Attach stack traces to exceptions
A few months ago I wrote a blog post where I described some minimal changes to GHC's exception infrastructure which would allow us to use DWARF stack information to annotate exceptions.
Today @domenkozar brought up the matter with me on IRC and said that tracking down exceptions is his greatest challenge in production.
SomeException as follows:
data SomeException where SomeExceptionWithLocation :: forall e. Exception e => Maybe Backtrace -- ^ backtrace, if available -> e -- ^ the exception -> SomeException
and add a bidirectional pattern synonym for compatibility:
pattern SomeException e <- SomeExceptionWithLocation _ e where SomeException e = SomeExceptionWithLocation Nothing e
Backtrace is a simple type capturing the various backtrace
data Backtrace = CostCenterBacktrace GHC.Stack.CCS.CostCentreStack -- ^ a cost center profiler backtrace | HasCallStackBacktrace GHC.Stack.CallStack -- ^ a stack from HasCallStack | ExecutionBacktrace [GHC.ExecutionStack.Location] -- ^ a stack unwinding (e.g. DWARF) backtrace
We can then implement a variety of
throwIO actions which attach stack traces and a
catch operation which provides access to the backtrace:
-- | Throws an exception with no stack trace. throwIOWithoutBacktrace :: Exception e => e -> IO a -- | Throws an exception with the current cost center stack. throwIOWithCostCenterStack :: Exception e => e -> IO a -- | Throws an exception with a stack trace captured via -- 'GHC.Stack.getStackTrace' with the given stack limit -- (or unlimited if 'Nothing'). throwIOWithExecutionStack :: Exception e => Maybe Int -> e -> IO a -- | Throws an exception with a `HasCallStack` stack trace. throwIOWithCallStack :: HasCallStack => e -> IO a -- | Catch an exception, providing access to the exception's backtrace: catchWithLocation :: IO a -> (Maybe Backtrace -> e -> IO a) -> IO a throwIO :: Exception e => e -> IO a throwIO = throwIOWithoutBacktrace
Appropriate analogues would be provided for the pure
Making backtraces ubiquitous
So far we have discussed a mechanism for attaching backtraces to exceptions in a backwards-compatible manner. However, this doesn't help existing code which call
throwIO. This is where we need to be a bit careful as some of these backtrace-collection mechanisms are potentially expensive. For instance,
throwIO = throwIOWithExecutionStack may open the user to DOS attacks due to the slow nature of DWARF unwinding.
Given that backtraces are primarily a debugging tool, I think a pragmatic, albeit somewhat ugly, solution using global state is appropriate. That is, we expose:
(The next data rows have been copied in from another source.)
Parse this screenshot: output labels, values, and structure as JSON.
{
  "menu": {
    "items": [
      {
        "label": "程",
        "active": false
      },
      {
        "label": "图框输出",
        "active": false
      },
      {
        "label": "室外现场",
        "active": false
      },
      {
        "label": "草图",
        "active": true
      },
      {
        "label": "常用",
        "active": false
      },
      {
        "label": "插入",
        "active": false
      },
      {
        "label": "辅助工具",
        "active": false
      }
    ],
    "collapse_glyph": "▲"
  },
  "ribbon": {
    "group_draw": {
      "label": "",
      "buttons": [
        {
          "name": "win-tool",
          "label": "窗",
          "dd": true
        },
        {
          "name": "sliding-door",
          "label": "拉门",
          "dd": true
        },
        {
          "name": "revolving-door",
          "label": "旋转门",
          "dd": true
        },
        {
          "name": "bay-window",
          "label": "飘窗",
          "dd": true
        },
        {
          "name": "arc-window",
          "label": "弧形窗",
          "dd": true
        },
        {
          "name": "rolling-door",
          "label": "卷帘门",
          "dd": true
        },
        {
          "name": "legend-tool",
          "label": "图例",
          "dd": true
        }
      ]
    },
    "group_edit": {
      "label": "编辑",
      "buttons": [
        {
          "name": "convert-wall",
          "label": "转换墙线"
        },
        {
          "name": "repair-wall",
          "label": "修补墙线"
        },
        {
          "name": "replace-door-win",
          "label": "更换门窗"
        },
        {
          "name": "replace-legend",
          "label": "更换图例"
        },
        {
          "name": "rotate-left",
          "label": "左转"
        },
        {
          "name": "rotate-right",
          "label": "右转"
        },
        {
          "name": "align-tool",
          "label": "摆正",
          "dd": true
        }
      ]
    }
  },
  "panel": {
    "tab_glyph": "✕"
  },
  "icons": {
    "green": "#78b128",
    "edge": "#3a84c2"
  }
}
-- | How to collect a backtrace when an exception is thrown. data BacktraceMechanism = NoBacktrace -- ^ don't collect a backtrace | CostCenterBacktrace -- ^ collect a cost center stacktrace (only available when built with profiling) | ExecutionStackBacktrace (Maybe Int) -- ^ use execution stack unwinding with given limit setGlobalBacktraceMechanism :: BacktraceMechanism -> IO ()
The default global backtrace mechanism will be
We can then redefine
throwIO :: Exception e => e -> IO a throwIO exc = do m <- getGlobalBacktraceMechanism case m of NoBacktraces -> throwIONoBacktrace exc CostCenterBacktrace -> throwIOWithCostCenterStack exc ExecutionStackBacktrace limit -> throwIOWithExecutionStack limit exc
This leaves the policy question of backtrace mechanism selection to the user while preserving backwards compatibility.
The only wrinkle here is that of
SomeException values created in this way won't get a
Backtrace. One option here would be to rely on
unsafePerformIO to collect a backtrace when constructing
SomeException. That is rewrite the
SomeException pattern synonym as:
pattern SomeException e <- SomeExceptionWithLocation _ e where SomeException e = mkSomeException e mkSomeException :: Exception e => e -> SomeException mkSomeException e = unsafePerformIO $ do bt <- collectBacktrace return (SomeExceptionWithLocation bt e)
Setting mechanism from environment
Some languages require that the user set an environment variable to enable backtrace reporting (e.g. Rust requires
RUST_BACKTRACE=1). In principle we could expose such a mechanism. I'm a bit unsure of whether this would be a good thing or not.